What we can offer you

We provide detailed transactional data, cost benchmarks and in-depth analytics for participants in the wood raw materials supply chain.
  • Pricing Data
  • Benchmarks
  • Product Forecasting
  • Advisory Services
  • Analytics
Learn More

SilvaStat360 Platform

  • Price Benchmarks
  • Madison’s Lumber Reporter
  • The Beck Group’s Sawmill TQ
  • Timber Supply Analysis 
  • Global Economic Data

Explore Forest2Market's Interactive Business Intelligence Platform

Learn More


From biomass suppliers in the Baltics to pulp producers in Brazil and TIMOs in the United States, Forest2Market provides products and services for suppliers, producers and other stakeholders in the global forest products industry.

Learn More

Another Bad Wildfire Year for National Forests

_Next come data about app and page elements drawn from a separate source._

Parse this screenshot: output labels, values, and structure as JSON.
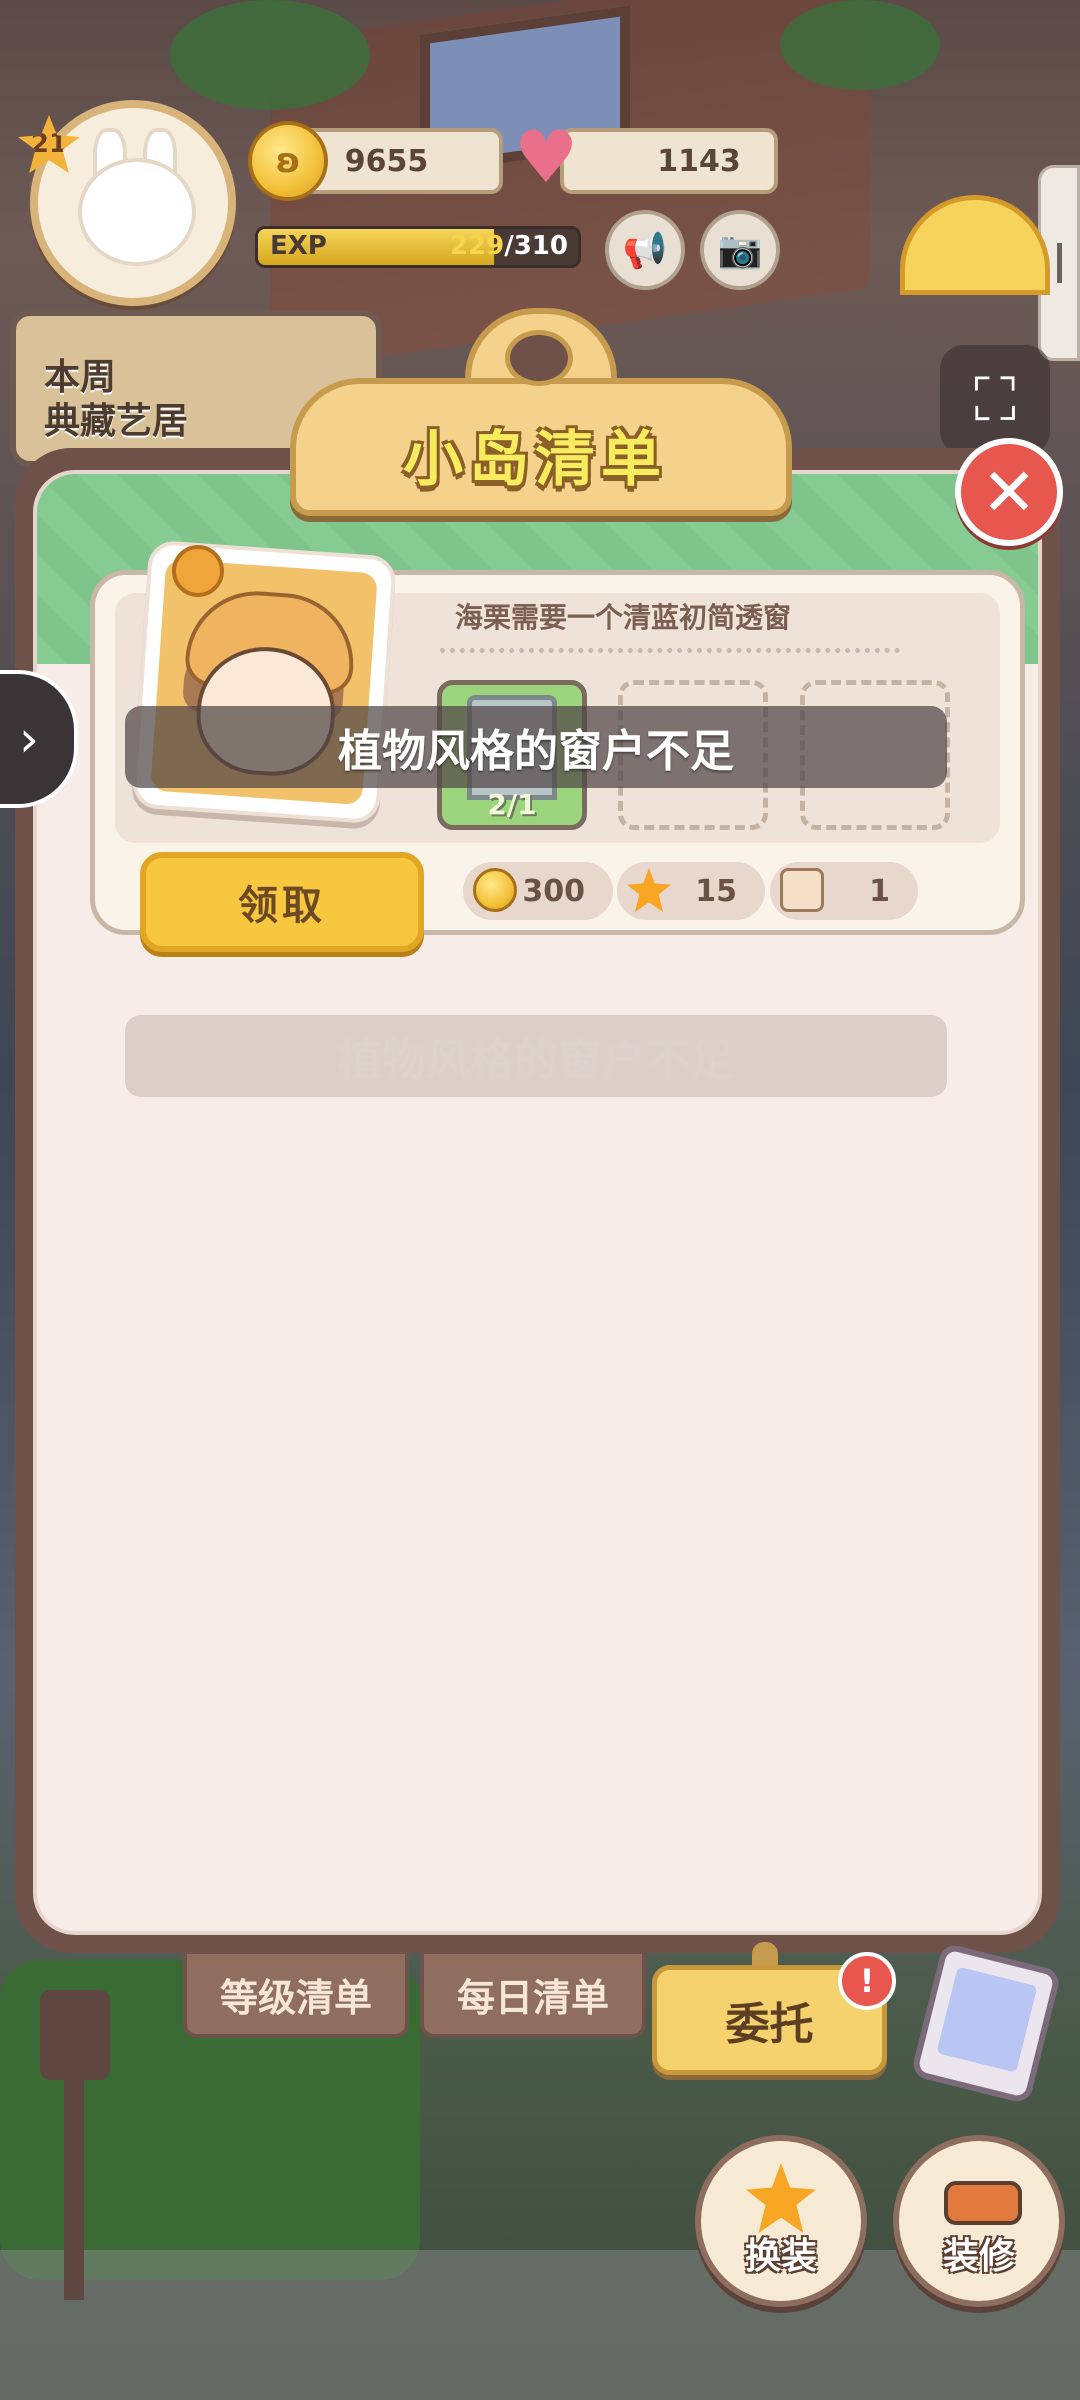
{
  "hud": {
    "level": "21",
    "coins": "9655",
    "hearts": "1143",
    "exp_label": "EXP",
    "exp_current": "229",
    "exp_max": "/310",
    "exp_progress": 0.739
  },
  "weekly": {
    "label_line1": "本周",
    "label_line2": "典藏艺居"
  },
  "panel": {
    "title": "小岛清单",
    "task": {
      "description": "海栗需要一个清蓝初简透窗",
      "slot_count": "2/1",
      "claim_label": "领取",
      "rewards": [
        {
          "icon": "coin-icon",
          "value": "300"
        },
        {
          "icon": "star-icon",
          "value": "15"
        },
        {
          "icon": "box-icon",
          "value": "1"
        }
      ]
    },
    "toast_primary": "植物风格的窗户不足",
    "toast_secondary": "植物风格的窗户不足"
  },
  "tabs": {
    "level_list": "等级清单",
    "daily_list": "每日清单",
    "commission": "委托",
    "alert": "!"
  },
  "actions": {
    "dress_up": "换装",
    "decorate": "装修"
  },
  "colors": {
    "accent_yellow": "#f7c740",
    "panel_brown": "#6e5149",
    "close_red": "#e7574d",
    "header_green": "#86cb91"
  }
}
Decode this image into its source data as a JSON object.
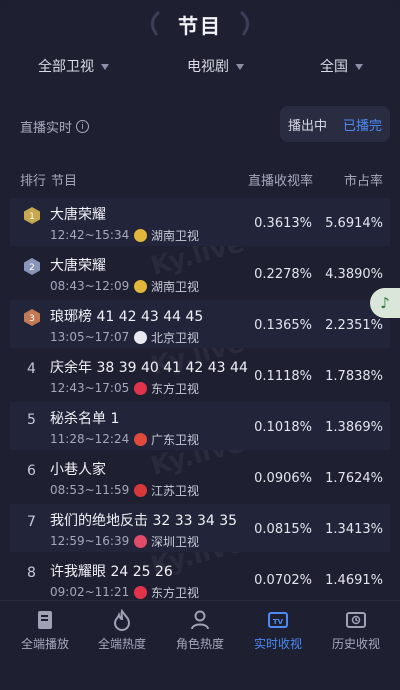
{
  "header": {
    "title": "节目"
  },
  "filters": [
    {
      "label": "全部卫视"
    },
    {
      "label": "电视剧"
    },
    {
      "label": "全国"
    }
  ],
  "live": {
    "label": "直播实时",
    "info_icon": "i",
    "toggle": {
      "on_air": "播出中",
      "finished": "已播完"
    }
  },
  "table": {
    "headers": {
      "rank": "排行",
      "program": "节目",
      "rating": "直播收视率",
      "share": "市占率"
    },
    "rows": [
      {
        "rank": "1",
        "name": "大唐荣耀",
        "time": "12:42~15:34",
        "station": "湖南卫视",
        "rating": "0.3613%",
        "share": "5.6914%",
        "station_color": "#e2b63a"
      },
      {
        "rank": "2",
        "name": "大唐荣耀",
        "time": "08:43~12:09",
        "station": "湖南卫视",
        "rating": "0.2278%",
        "share": "4.3890%",
        "station_color": "#e2b63a"
      },
      {
        "rank": "3",
        "name": "琅琊榜 41 42 43 44 45",
        "time": "13:05~17:07",
        "station": "北京卫视",
        "rating": "0.1365%",
        "share": "2.2351%",
        "station_color": "#e8e8ee"
      },
      {
        "rank": "4",
        "name": "庆余年 38 39 40 41 42 43 44",
        "time": "12:43~17:05",
        "station": "东方卫视",
        "rating": "0.1118%",
        "share": "1.7838%",
        "station_color": "#e2334b"
      },
      {
        "rank": "5",
        "name": "秘杀名单 1",
        "time": "11:28~12:24",
        "station": "广东卫视",
        "rating": "0.1018%",
        "share": "1.3869%",
        "station_color": "#e04a3c"
      },
      {
        "rank": "6",
        "name": "小巷人家",
        "time": "08:53~11:59",
        "station": "江苏卫视",
        "rating": "0.0906%",
        "share": "1.7624%",
        "station_color": "#d9383a"
      },
      {
        "rank": "7",
        "name": "我们的绝地反击 32 33 34 35",
        "time": "12:59~16:39",
        "station": "深圳卫视",
        "rating": "0.0815%",
        "share": "1.3413%",
        "station_color": "#e24a6a"
      },
      {
        "rank": "8",
        "name": "许我耀眼 24 25 26",
        "time": "09:02~11:21",
        "station": "东方卫视",
        "rating": "0.0702%",
        "share": "1.4691%",
        "station_color": "#e2334b"
      }
    ]
  },
  "watermark": "Ky.live",
  "float_button": {
    "icon": "music-note-icon",
    "glyph": "♪"
  },
  "nav": [
    {
      "label": "全端播放",
      "icon": "book-icon",
      "active": false
    },
    {
      "label": "全端热度",
      "icon": "flame-icon",
      "active": false
    },
    {
      "label": "角色热度",
      "icon": "person-icon",
      "active": false
    },
    {
      "label": "实时收视",
      "icon": "tv-icon",
      "active": true
    },
    {
      "label": "历史收视",
      "icon": "history-tv-icon",
      "active": false
    }
  ],
  "colors": {
    "background": "#1e2032",
    "accent": "#4b8af3",
    "gold": "#c9a650",
    "silver": "#8a96b8",
    "bronze": "#c27a56"
  }
}
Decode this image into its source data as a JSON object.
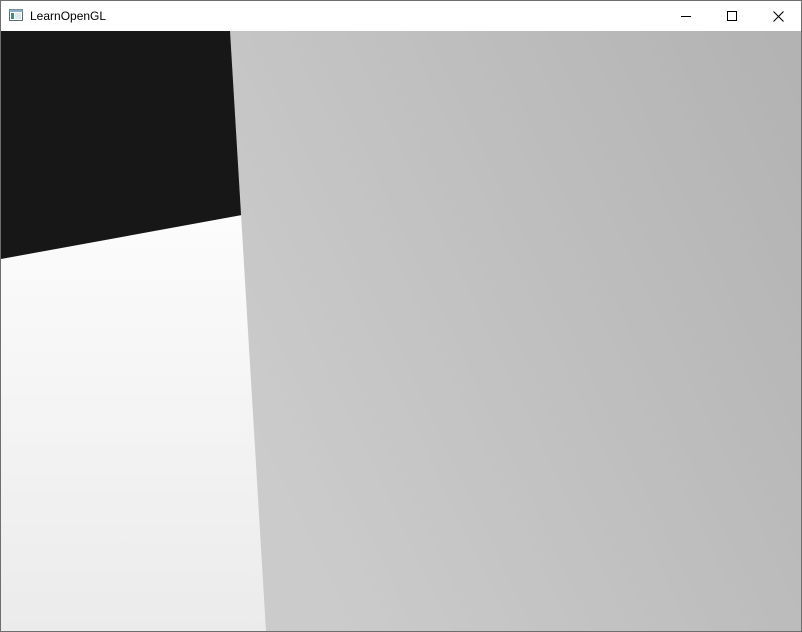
{
  "window": {
    "title": "LearnOpenGL",
    "icon": "app-window-icon",
    "controls": {
      "minimize_icon": "minimize-icon",
      "maximize_icon": "maximize-icon",
      "close_icon": "close-icon"
    }
  },
  "scene": {
    "background_color": "#171717",
    "floor_color_near": "#ebebeb",
    "floor_color_far": "#fcfcfc",
    "wall_color_left": "#cbcbcb",
    "wall_color_right": "#b3b3b3"
  }
}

October 28, 2020
Author: Nick Smith

This post appears courtesy of guest blogger Nick Smith, who is Executive Director of Healthy Forests, Healthy Communities, a non-profit, non-partisan organization that is supported by individuals and businesses who are passionate about improving the health of our forests and the future of our rural, forested communities.

This year over 3.8 million acres have burned on U.S. Forest Service-protected lands, an area larger than the size of Connecticut.  

There have been 6,046 fires on these lands, which is just 13 percent of the 46,466 fires started in 2020. Yet, they account for 45 percent of the total acres burned.

Records continue to be broken.  California has seen its largest wildfire in history, the August Complex Fire that has burned through the Mendocino National Forest. Colorado is also witnessing its largest wildfire, the Cameron Peak Fire that is burning through the Arapaho and Roosevelt National Forests and threatening nearby communities.

Due to active wildfires and high fire danger, national forests from Wyoming to Arizona are either completely closed or restricted

Many of the fires on our national forests have burned at high severity, severely damaging wildfire habitat, watersheds and popular recreation areas. Research continues to show that forest management can help reduce tree mortality that fuels today’s megafires.

Nearly 50 percent of the 193 million acres of the National Forest system is currently at high risk of wildfire. But at the current pace, it will take the Forest Service nearly 30 years to treat these acres. Now it is estimated the U.S. Department of Agriculture will need three times more funding than current resources to mitigate and fight wildfires in 2021.

If you’ve had enough of our national forests going up in smoke, you have yet another reason to vote on November 3. Tell your federal representatives that our national forests need active management to reduce fire risks by clicking here.

economic impact resource studies

Back to Blog

You May Also be Interested In